The Hadley, Massachusetts, Trader Joe’s was the location that I always shopped at growing up, so when I saw that happening, I took that as a sign. I was like, “This needs to happen”; I feel like that was just some really wild divine intervention. And then as soon as Minneapolis became the second store to announce, we realized this is not just a one-off isolated thing. Now this is company-wide. That was a huge turning point for a lot of us in our store.
Once we had a certain amount of people on board at our store, we reached out to Trader Joe’s United. Pretty immediately after that, things got going.
What has management’s response been throughout all this?
The company was very quick to establish that they would try to bust any kind of union organizing as quickly and thoroughly as possible. When we went public, they made it well known that their main intention was to stoke and engage in divisiveness throughout our store — it’s not uncommon for union busters to use emotional turmoil to keep a divide in the store. They were going to feed that fire of divisiveness at any cost, which can intimidate workers, especially in the South.
Could you speak a little bit more about organizing in the South?
What’s happening specifically in Louisville right now is incredible. We are seeing a dramatic increase in union elections, and it shows. Heine Brothers Workers United have unionized almost all of the coffee shop chains here in the city; the Sunergos Coffee shops have unionized all their locations; we have locally owned restaurants unionizing; the Louisville Metro Public Defenders Union just won recognition in 2022; the Louisville Courier-Journal workers joined the News Guild. Louisville was a sleeping giant of union activity, and people were waiting for us to join the conversation because they knew that it was only a matter of time.
A lot of Southern states are, like Kentucky, right-to-work states, which undermines union power. This can often disenfranchise and demoralize workers to a point where they feel like their hands are completely tied, but we’re hoping our election helps wake up a lot of the Trader Joe’s locations in the South. And that’s something we stress: if a Trader Joe’s in Louisville, Kentucky, can do this, any Trader Joe’s across the country can do this.

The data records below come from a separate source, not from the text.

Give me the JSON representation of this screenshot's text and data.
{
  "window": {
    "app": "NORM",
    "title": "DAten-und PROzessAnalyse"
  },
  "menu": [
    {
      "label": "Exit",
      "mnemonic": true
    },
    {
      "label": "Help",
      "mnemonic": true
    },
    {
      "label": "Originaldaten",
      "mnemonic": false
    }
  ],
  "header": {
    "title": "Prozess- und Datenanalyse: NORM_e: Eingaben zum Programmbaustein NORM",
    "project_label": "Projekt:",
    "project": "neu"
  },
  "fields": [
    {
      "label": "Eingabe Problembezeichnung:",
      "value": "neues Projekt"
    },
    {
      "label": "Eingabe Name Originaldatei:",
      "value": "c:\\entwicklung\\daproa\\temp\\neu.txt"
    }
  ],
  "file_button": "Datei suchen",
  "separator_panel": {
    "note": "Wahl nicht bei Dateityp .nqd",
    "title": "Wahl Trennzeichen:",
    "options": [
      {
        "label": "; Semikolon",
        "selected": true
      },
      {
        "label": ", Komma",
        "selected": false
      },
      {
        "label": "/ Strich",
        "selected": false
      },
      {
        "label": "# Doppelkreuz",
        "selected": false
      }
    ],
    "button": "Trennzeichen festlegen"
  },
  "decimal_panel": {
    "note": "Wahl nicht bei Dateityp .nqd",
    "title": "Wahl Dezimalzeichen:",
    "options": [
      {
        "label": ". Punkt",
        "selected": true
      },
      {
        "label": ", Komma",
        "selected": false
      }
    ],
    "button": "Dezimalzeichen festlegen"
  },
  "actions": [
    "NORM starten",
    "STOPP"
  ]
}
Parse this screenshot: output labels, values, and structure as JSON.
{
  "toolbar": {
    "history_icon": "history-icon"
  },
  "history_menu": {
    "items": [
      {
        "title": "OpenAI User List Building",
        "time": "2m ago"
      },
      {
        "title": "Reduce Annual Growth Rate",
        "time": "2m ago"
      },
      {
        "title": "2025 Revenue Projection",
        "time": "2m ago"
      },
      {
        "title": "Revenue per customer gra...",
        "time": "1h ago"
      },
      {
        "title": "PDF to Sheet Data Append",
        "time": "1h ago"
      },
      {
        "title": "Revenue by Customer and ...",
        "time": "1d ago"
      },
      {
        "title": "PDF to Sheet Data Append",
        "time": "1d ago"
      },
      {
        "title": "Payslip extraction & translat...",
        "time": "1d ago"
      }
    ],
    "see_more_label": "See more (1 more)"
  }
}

How do you see your win situated in the surge of new worker organizing that we’re seeing across the country and across multiple different industries?
I’m very excited that we’ve been a part of it. I think companies that paved the way for us to do this, like Starbucks and Amazon and REI and Apple and Chipotle — they started this massive wave, and we fit so beautifully in that wave. I hope that with us winning this election in Louisville a bunch of other grocery stores will follow suit, because it’s important for us to recognize our worth.
We’ve been told that we are unskilled labor this entire time, but we all know that no labor is unskilled. We just want everyone else to acknowledge that. I think, especially after COVID, people are finally waking up and realizing that they are way more important than any job tells them they are. It’s inspiring to see that sentiment translate to organizing, because everyone deserves more than just minimum wage for working. Everyone deserves great benefits and workplace safety. That should be the standard. I think it’s time everyone realizes that.
Organizing your workplace is not the norm, unfortunately, and it involves a lot of risk. What has the drive meant to you and your coworkers?
I have never seen so much engagement from people in a workplace before. When you band together to organize a union, workers with legitimate concerns finally get a voice in what’s going on. The engagement level increases. It makes us want to go to work, and it makes us want to be active participants in our workplace and in society.
This has been super fulfilling. I realized that this is something I want to do for the rest of my life. I am so passionate about this stuff. There’s so much work that’s involved, and sometimes it’s thankless work. But at the end of the day, it is so rewarding to see not only personal growth and personal development, but seeing that development happen in your workplace and seeing it happen and come to fruition for other people. Seeing all that happen in real time is the biggest gift I’ve ever received.